Liz Finegold is the textiles/artistic lead on the project. Her work looks at how women can be supported to self-manage mental health challenges via creative endeavours (textiles, painting, sewing, craft etc). Mindfulness is the thread of the work, using the creative endeavour to explicitly explore mind and body states to increase awareness.
Follow us on Twitter @sewmindful
Dance Mindfulness: The Mindfulness Centre of Excellence is working with a number of collaborators to explore a dance project based on mindfulness. The scientific question is about embodiment – how we can use the body as part of the pedagogy of mindfulness. We are asking, can the way the body moves be used to help us understand the way the mind moves under conditions of mindfulness and mindlessness?

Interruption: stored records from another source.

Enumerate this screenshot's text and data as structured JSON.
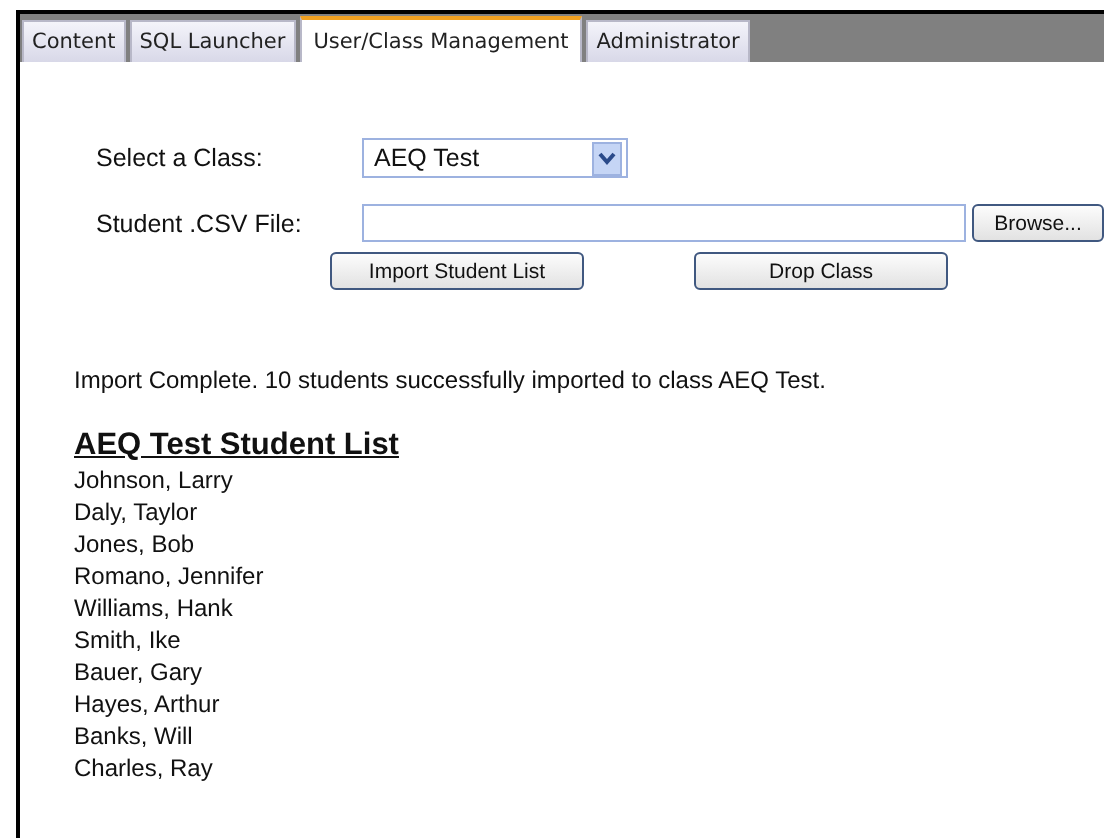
{
  "tabs": [
    {
      "label": "Content",
      "selected": false
    },
    {
      "label": "SQL Launcher",
      "selected": false
    },
    {
      "label": "User/Class Management",
      "selected": true
    },
    {
      "label": "Administrator",
      "selected": false
    }
  ],
  "class_select": {
    "label": "Select a Class:",
    "value": "AEQ Test"
  },
  "csv_file": {
    "label": "Student .CSV File:",
    "browse_button": "Browse..."
  },
  "buttons": [
    "Import Student List",
    "Drop Class"
  ],
  "message": "Import Complete. 10 students successfully imported to class AEQ Test.",
  "list_title": "AEQ Test Student List",
  "students": [
    "Johnson, Larry",
    "Daly, Taylor",
    "Jones, Bob",
    "Romano, Jennifer",
    "Williams, Hank",
    "Smith, Ike",
    "Bauer, Gary",
    "Hayes, Arthur",
    "Banks, Will",
    "Charles, Ray"
  ]
}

Furthermore, can the movement of others bodies, and the corresponding activation of our mirror neuron system, help us to understand better what we are attempting to detect when we explore movement of mind? The early work of this project has been conducted in collaboration with composer Matt Travis, Dance United, Vivartista and Artful Badger as well as colleagues from Brazil – Taigo Tatton, Matteus Romero and Clarissa Oliveira Alminhana.

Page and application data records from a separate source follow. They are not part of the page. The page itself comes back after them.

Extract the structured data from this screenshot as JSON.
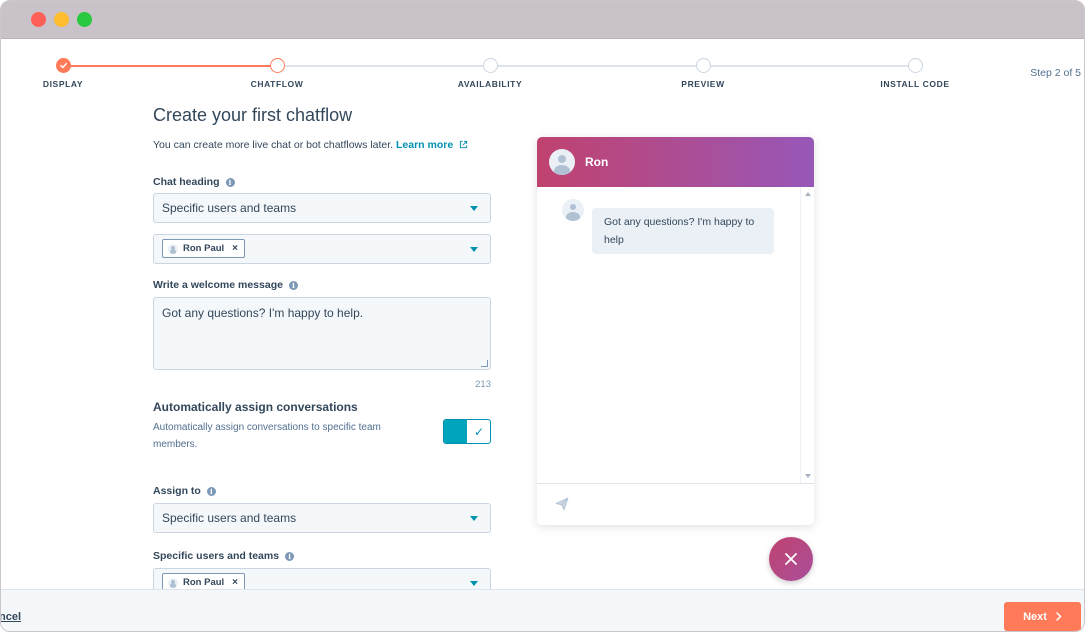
{
  "steps": [
    {
      "label": "DISPLAY",
      "state": "done"
    },
    {
      "label": "CHATFLOW",
      "state": "current"
    },
    {
      "label": "AVAILABILITY",
      "state": "todo"
    },
    {
      "label": "PREVIEW",
      "state": "todo"
    },
    {
      "label": "INSTALL CODE",
      "state": "todo"
    }
  ],
  "step_count": "Step 2 of 5",
  "form": {
    "title": "Create your first chatflow",
    "subtitle": "You can create more live chat or bot chatflows later.",
    "learn_more": "Learn more",
    "chat_heading_label": "Chat heading",
    "chat_heading_value": "Specific users and teams",
    "chat_heading_user": "Ron Paul",
    "welcome_label": "Write a welcome message",
    "welcome_value": "Got any questions? I'm happy to help.",
    "char_count": "213",
    "assign_title": "Automatically assign conversations",
    "assign_desc": "Automatically assign conversations to specific team members.",
    "assign_toggle": "on",
    "assign_to_label": "Assign to",
    "assign_to_value": "Specific users and teams",
    "specific_label": "Specific users and teams",
    "specific_user": "Ron Paul"
  },
  "chat": {
    "agent_name": "Ron",
    "message": "Got any questions? I'm happy to help",
    "header_gradient": [
      "#c0426f",
      "#9757b8"
    ]
  },
  "footer": {
    "cancel": "ncel",
    "next": "Next"
  },
  "colors": {
    "accent": "#ff7a59",
    "teal": "#00a4bd",
    "link": "#0091ae"
  }
}
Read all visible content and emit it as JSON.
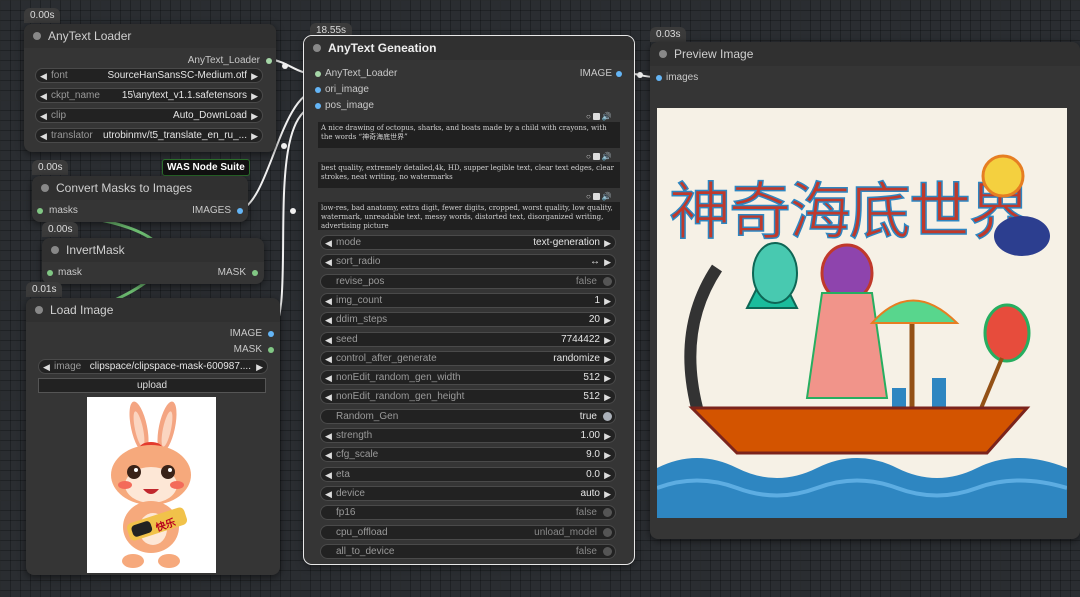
{
  "anytext_loader": {
    "time": "0.00s",
    "title": "AnyText Loader",
    "output": "AnyText_Loader",
    "widgets": [
      {
        "label": "font",
        "value": "SourceHanSansSC-Medium.otf"
      },
      {
        "label": "ckpt_name",
        "value": "15\\anytext_v1.1.safetensors"
      },
      {
        "label": "clip",
        "value": "Auto_DownLoad"
      },
      {
        "label": "translator",
        "value": "utrobinmv/t5_translate_en_ru_..."
      }
    ]
  },
  "convert_masks": {
    "time": "0.00s",
    "suite": "WAS Node Suite",
    "title": "Convert Masks to Images",
    "input": "masks",
    "output": "IMAGES"
  },
  "invert_mask": {
    "time": "0.00s",
    "title": "InvertMask",
    "input": "mask",
    "output": "MASK"
  },
  "load_image": {
    "time": "0.01s",
    "title": "Load Image",
    "outputs": [
      "IMAGE",
      "MASK"
    ],
    "image_label": "image",
    "image_value": "clipspace/clipspace-mask-600987....",
    "upload": "upload",
    "sticker_text": "快乐"
  },
  "anytext_gen": {
    "time": "18.55s",
    "title": "AnyText Geneation",
    "inputs": [
      "AnyText_Loader",
      "ori_image",
      "pos_image"
    ],
    "output": "IMAGE",
    "prompt": "A nice drawing of octopus, sharks, and boats made by a child with crayons, with the words “神奇海底世界”",
    "a_prompt": "best quality, extremely detailed,4k, HD, supper legible text,  clear text edges,  clear strokes, neat writing, no watermarks",
    "n_prompt": "low-res, bad anatomy, extra digit, fewer digits, cropped, worst quality, low quality, watermark, unreadable text, messy words, distorted text, disorganized writing, advertising picture",
    "widgets": [
      {
        "label": "mode",
        "value": "text-generation",
        "kind": "combo"
      },
      {
        "label": "sort_radio",
        "value": "↔",
        "kind": "combo"
      },
      {
        "label": "revise_pos",
        "value": "false",
        "kind": "toggle"
      },
      {
        "label": "img_count",
        "value": "1",
        "kind": "combo"
      },
      {
        "label": "ddim_steps",
        "value": "20",
        "kind": "combo"
      },
      {
        "label": "seed",
        "value": "7744422",
        "kind": "combo"
      },
      {
        "label": "control_after_generate",
        "value": "randomize",
        "kind": "combo"
      },
      {
        "label": "nonEdit_random_gen_width",
        "value": "512",
        "kind": "combo"
      },
      {
        "label": "nonEdit_random_gen_height",
        "value": "512",
        "kind": "combo"
      },
      {
        "label": "Random_Gen",
        "value": "true",
        "kind": "toggle-on"
      },
      {
        "label": "strength",
        "value": "1.00",
        "kind": "combo"
      },
      {
        "label": "cfg_scale",
        "value": "9.0",
        "kind": "combo"
      },
      {
        "label": "eta",
        "value": "0.0",
        "kind": "combo"
      },
      {
        "label": "device",
        "value": "auto",
        "kind": "combo"
      },
      {
        "label": "fp16",
        "value": "false",
        "kind": "toggle"
      },
      {
        "label": "cpu_offload",
        "value": "unload_model",
        "kind": "toggle"
      },
      {
        "label": "all_to_device",
        "value": "false",
        "kind": "toggle"
      }
    ]
  },
  "preview": {
    "time": "0.03s",
    "title": "Preview Image",
    "input": "images",
    "painting_text": "神奇海底世界"
  },
  "colors": {
    "image_socket": "#64b5f6",
    "mask_socket": "#81c784",
    "loader_socket": "#a5d6a7",
    "link": "#f0f0f0",
    "mask_link": "#6fbf73"
  }
}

Enacted learning in Brazil 2016 with partners Casa Do Horto.
Learning from movement, sound and posture about the triple network of the brain that supports our mindfulness learning. How does the body move to represent the saliance network?
Making short plays of the mind as a way to learn. It was so engaging, fun, playful and the learning experience memorable and deep. There are more ways to learn mindfulness than sitting on a cushion ….
We held three workshops over the summer of 2014 where we explored the external, behavioural habits that take us over in our day to day life, as well as internal habits and emotions. We are grateful to Dance United for the use of their studio and wise advice and guidance. Those who took part in the workshop indicated that they found it very helpful to really enact their habits. This gave them a new insight. One participant reported that she felt completely different in her body after the workshop and had been able to see, very clearly the difference between how the mind moves and reacts when being mindful, as compared to when she was reacting and being mindless. One quote that comes up when working with embodied learning is that…
“When you embody the learning you begin to realise what you don’t understand…and ask questions.”
…and this is exactly what has been happening. In the process of beginning to work on this project we have come to understand that the experience within the performance is quite profound but also different to what we want to convey. We are experimenting with a workshop model (which will allow individuals to really move the body and experience mindfulness through the body) as well as the performance aspect – where body movement will convey the concepts that we hope will help people to understand more what they are observing and learning as they practice mindfulness. In the meantime, keep an eye on the Facebook page for our upcoming workshops.